The French Government of 1889, was so convinced that there was something not right about the Secretan sale, that they introduced Droit de Suite (Resale Royalties Legislation), giving artists an automatic Legal right to receive a royalty each time their work is resold.
And, following Robert Rauschenburg’s efforts to redress the indignation he felt as a result of the Scull sale, the State of California followed France’s lead by introducing the California Resale Royalty Act in 1976.
This is good news / bad news. The good news is that, as of 2012, over 60 countries around the world recognise a problem whose effects are most profoundly felt within the sphere of Fine Art. The bad news is that when you examine the results, it becomes clear that Legislation is not an effective solution. This from a New York Times article of November 2011; ‘In the 34 years that the California law has been in effect, about 400 artists have received a total of $328,000. Most artists and galleries either don’t know about the law or ignore it. Sellers generally dislike the idea, which they view as an added tax. They contend that the law’s main beneficiaries are artists whose work is already famous enough to sell again and again.’

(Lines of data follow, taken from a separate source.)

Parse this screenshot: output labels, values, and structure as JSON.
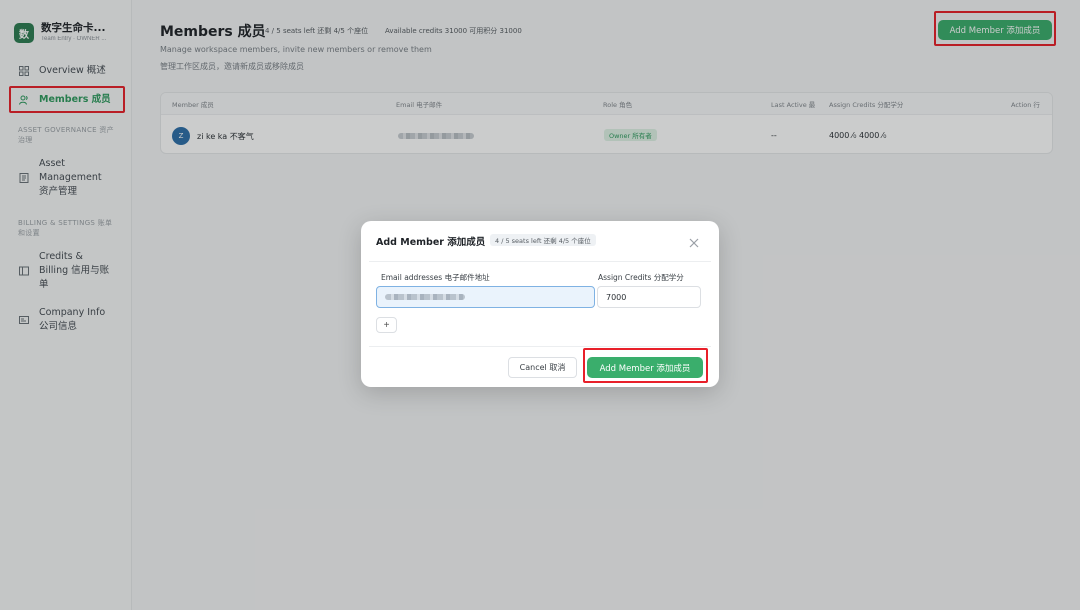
{
  "sidebar": {
    "brand_logo": "数",
    "brand_name": "数字生命卡...",
    "brand_sub": "Team Entry · OWNER ...",
    "items": [
      {
        "label": "Overview 概述",
        "icon": "grid-icon"
      },
      {
        "label": "Members 成员",
        "icon": "users-icon"
      },
      {
        "label": "Asset Management 资产管理",
        "icon": "document-icon"
      },
      {
        "label": "Credits & Billing 信用与账单",
        "icon": "billing-icon"
      },
      {
        "label": "Company Info 公司信息",
        "icon": "id-card-icon"
      }
    ],
    "sections": [
      {
        "label": "ASSET GOVERNANCE 资产治理"
      },
      {
        "label": "BILLING & SETTINGS 账单和设置"
      }
    ]
  },
  "header": {
    "title": "Members 成员",
    "seats": "4 / 5 seats left 还剩 4/5 个座位",
    "credits": "Available credits 31000 可用积分 31000",
    "desc_en": "Manage workspace members, invite new members or remove them",
    "desc_zh": "管理工作区成员，邀请新成员或移除成员",
    "add_button": "Add Member 添加成员"
  },
  "table": {
    "columns": [
      "Member 成员",
      "Email 电子邮件",
      "Role 角色",
      "Last Active 最",
      "Assign Credits 分配学分",
      "Action 行"
    ],
    "rows": [
      {
        "avatar": "Z",
        "name": "zi ke ka 不客气",
        "role": "Owner 所有者",
        "last_active": "--",
        "credits": "4000 ⁄₀ 4000 ⁄₀"
      }
    ]
  },
  "modal": {
    "title": "Add Member 添加成员",
    "badge": "4 / 5 seats left 还剩 4/5 个座位",
    "email_label": "Email addresses 电子邮件地址",
    "credits_label": "Assign Credits 分配学分",
    "credits_value": "7000",
    "add_row": "+",
    "cancel": "Cancel 取消",
    "submit": "Add Member 添加成员"
  },
  "colors": {
    "accent": "#3aae6c",
    "highlight": "#e8202a",
    "avatar": "#2d6fa8"
  }
}
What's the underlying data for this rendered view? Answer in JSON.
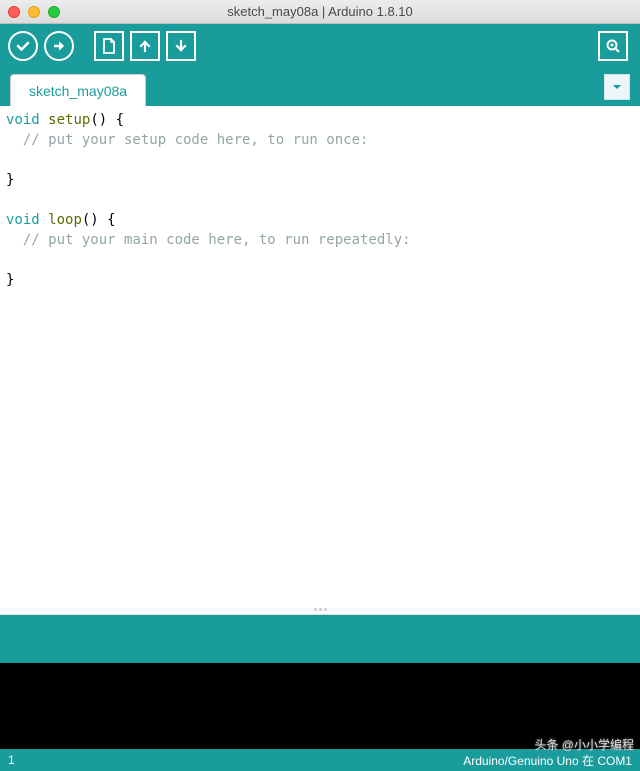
{
  "window": {
    "title": "sketch_may08a | Arduino 1.8.10"
  },
  "tabs": {
    "active": "sketch_may08a"
  },
  "code": {
    "lines": [
      {
        "segments": [
          {
            "t": "void",
            "c": "kw"
          },
          {
            "t": " "
          },
          {
            "t": "setup",
            "c": "fn"
          },
          {
            "t": "() {"
          }
        ]
      },
      {
        "segments": [
          {
            "t": "  // put your setup code here, to run once:",
            "c": "cm"
          }
        ]
      },
      {
        "segments": [
          {
            "t": " "
          }
        ]
      },
      {
        "segments": [
          {
            "t": "}"
          }
        ]
      },
      {
        "segments": [
          {
            "t": " "
          }
        ]
      },
      {
        "segments": [
          {
            "t": "void",
            "c": "kw"
          },
          {
            "t": " "
          },
          {
            "t": "loop",
            "c": "fn"
          },
          {
            "t": "() {"
          }
        ]
      },
      {
        "segments": [
          {
            "t": "  // put your main code here, to run repeatedly:",
            "c": "cm"
          }
        ]
      },
      {
        "segments": [
          {
            "t": " "
          }
        ]
      },
      {
        "segments": [
          {
            "t": "}"
          }
        ]
      }
    ]
  },
  "footer": {
    "line": "1",
    "board": "Arduino/Genuino Uno 在 COM1"
  },
  "watermark": "头条 @小小学编程"
}
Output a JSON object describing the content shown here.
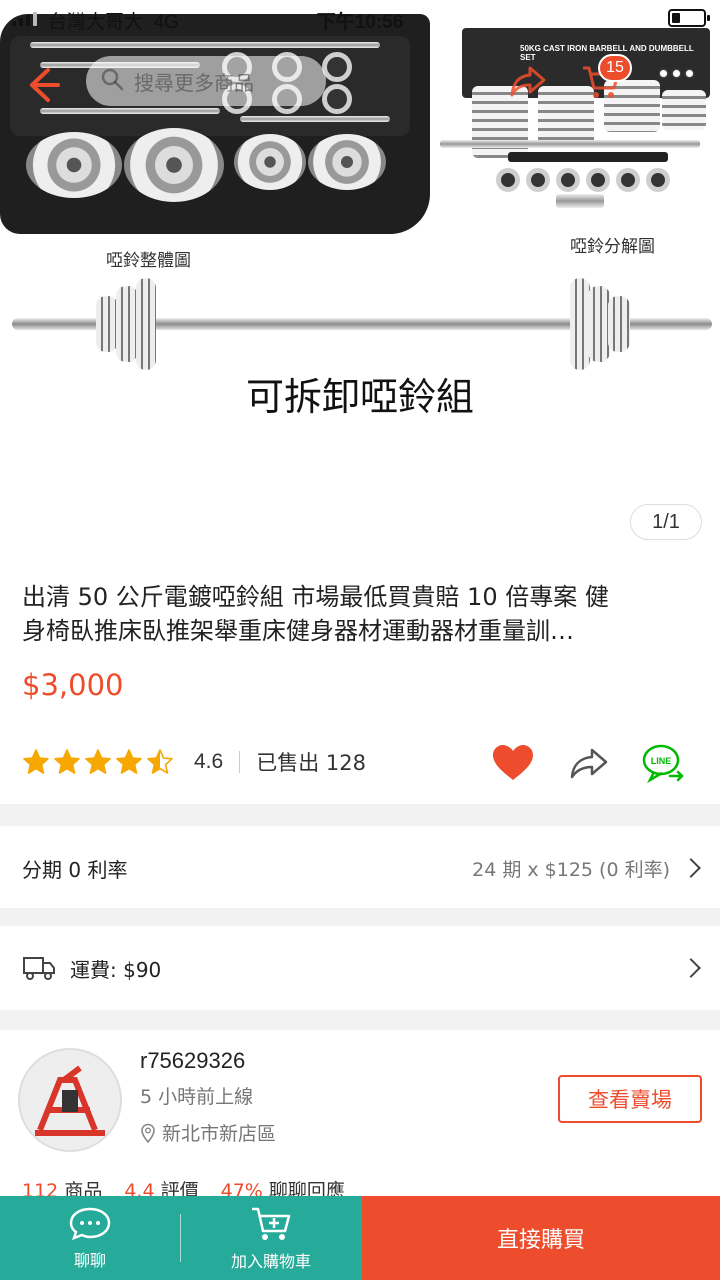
{
  "status_bar": {
    "carrier": "台灣大哥大",
    "network": "4G",
    "time": "下午10:56"
  },
  "header": {
    "search_placeholder": "搜尋更多商品",
    "cart_count": "15",
    "icons": [
      "back-arrow-icon",
      "search-icon",
      "share-icon",
      "cart-icon",
      "more-icon"
    ]
  },
  "gallery": {
    "caption_assembled": "啞鈴整體圖",
    "caption_parts": "啞鈴分解圖",
    "box_label": "50KG CAST IRON BARBELL AND DUMBBELL SET",
    "caption_main": "可拆卸啞鈴組",
    "counter": "1/1"
  },
  "product": {
    "title_line1": "出清 50 公斤電鍍啞鈴組  市場最低買貴賠 10 倍專案 健",
    "title_line2": "身椅臥推床臥推架舉重床健身器材運動器材重量訓…",
    "price": "$3,000",
    "rating_stars": 4.5,
    "rating": "4.6",
    "sold": "已售出 128"
  },
  "installment": {
    "label": "分期 0 利率",
    "value": "24 期 x $125 (0 利率)"
  },
  "shipping": {
    "label": "運費: $90"
  },
  "seller": {
    "name": "r75629326",
    "online": "5 小時前上線",
    "location": "新北市新店區",
    "view_shop": "查看賣場",
    "products_num": "112",
    "products_label": "商品",
    "rating_num": "4.4",
    "rating_label": "評價",
    "response_num": "47%",
    "response_label": "聊聊回應"
  },
  "bottom_bar": {
    "chat": "聊聊",
    "add_cart": "加入購物車",
    "buy_now": "直接購買"
  },
  "colors": {
    "accent": "#ee4d2d",
    "teal": "#26aa99",
    "star": "#f6a700",
    "line_green": "#00b900"
  }
}
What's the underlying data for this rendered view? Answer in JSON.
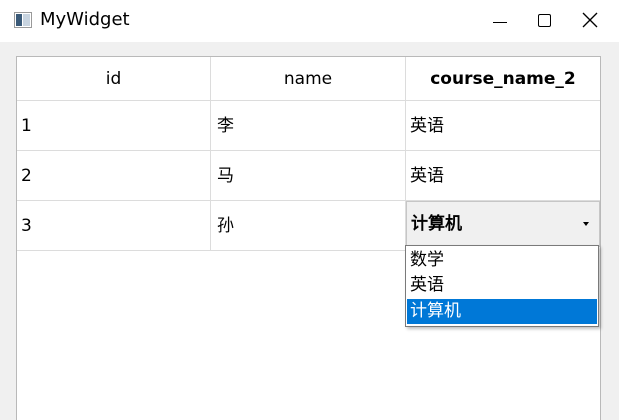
{
  "window": {
    "title": "MyWidget",
    "icons": {
      "app": "app-window-icon",
      "minimize": "minimize-icon",
      "maximize": "maximize-icon",
      "close": "close-icon"
    }
  },
  "table": {
    "headers": [
      "id",
      "name",
      "course_name_2"
    ],
    "rows": [
      [
        "1",
        "李",
        "英语"
      ],
      [
        "2",
        "马",
        "英语"
      ],
      [
        "3",
        "孙",
        "计算机"
      ]
    ]
  },
  "editor": {
    "current_value": "计算机",
    "options": [
      "数学",
      "英语",
      "计算机"
    ],
    "selected_index": 2,
    "selection_color": "#0078d7"
  }
}
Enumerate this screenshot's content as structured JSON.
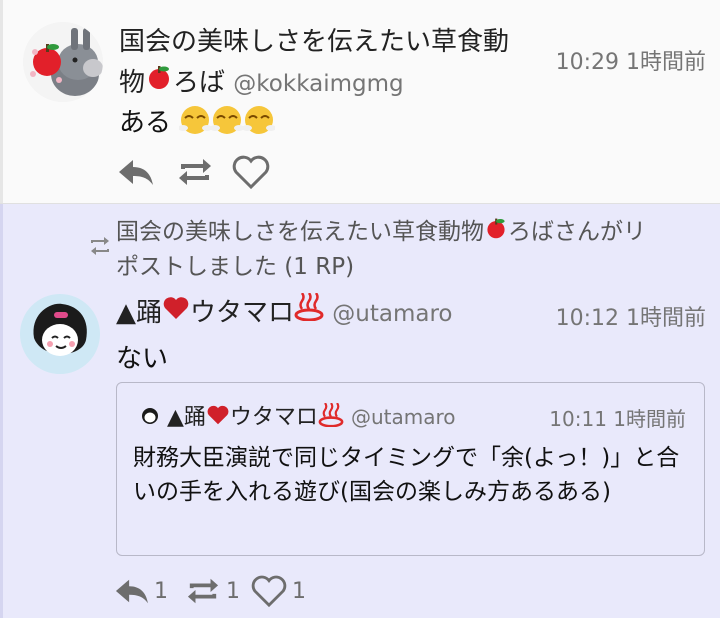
{
  "post1": {
    "display_name_line1": "国会の美味しさを伝えたい草食動",
    "display_name_line2": "物",
    "display_name_line2b": "ろば",
    "handle": "@kokkaimgmg",
    "time": "10:29 1時間前",
    "text": "ある",
    "emoji_icons": [
      "apple-icon",
      "steam-face-icon"
    ]
  },
  "repost": {
    "line1": "国会の美味しさを伝えたい草食動物",
    "line1b": "ろばさんがリ",
    "line2": "ポストしました (1 RP)"
  },
  "post2": {
    "name_prefix": "▲踊",
    "name_suffix": "ウタマロ",
    "handle": "@utamaro",
    "time": "10:12 1時間前",
    "text": "ない",
    "reply_count": "1",
    "renote_count": "1",
    "like_count": "1"
  },
  "quote": {
    "name_prefix": "▲踊",
    "name_suffix": "ウタマロ",
    "handle": "@utamaro",
    "time": "10:11 1時間前",
    "text": "財務大臣演説で同じタイミングで「余(よっ！)」と合いの手を入れる遊び(国会の楽しみ方あるある)"
  },
  "colors": {
    "post1_bg": "#fafafa",
    "post2_bg": "#e9e9fb",
    "icon_gray": "#6d6d6d",
    "heart_red": "#d0202a",
    "onsen_red": "#e02a2a"
  }
}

In fact, the more you delve, the more Resale Royalties Legislation looks like an appeasement of the sentiment which brought about its creation. One just has to imagine what would happen to the London Art Market if the UK government increased Royalties from the sub 5% rates that most participating countries apply. Perhaps it would relocate to New Zealand where the government declined to introduce Resale Royalties Legislation in 2008…?
In Part 3… 1970’s New York – Seth Siegelaub and Bob Provjansky publish their solution to the Latency Problem; a contract for Artists to use when they sell their work. But will it take off?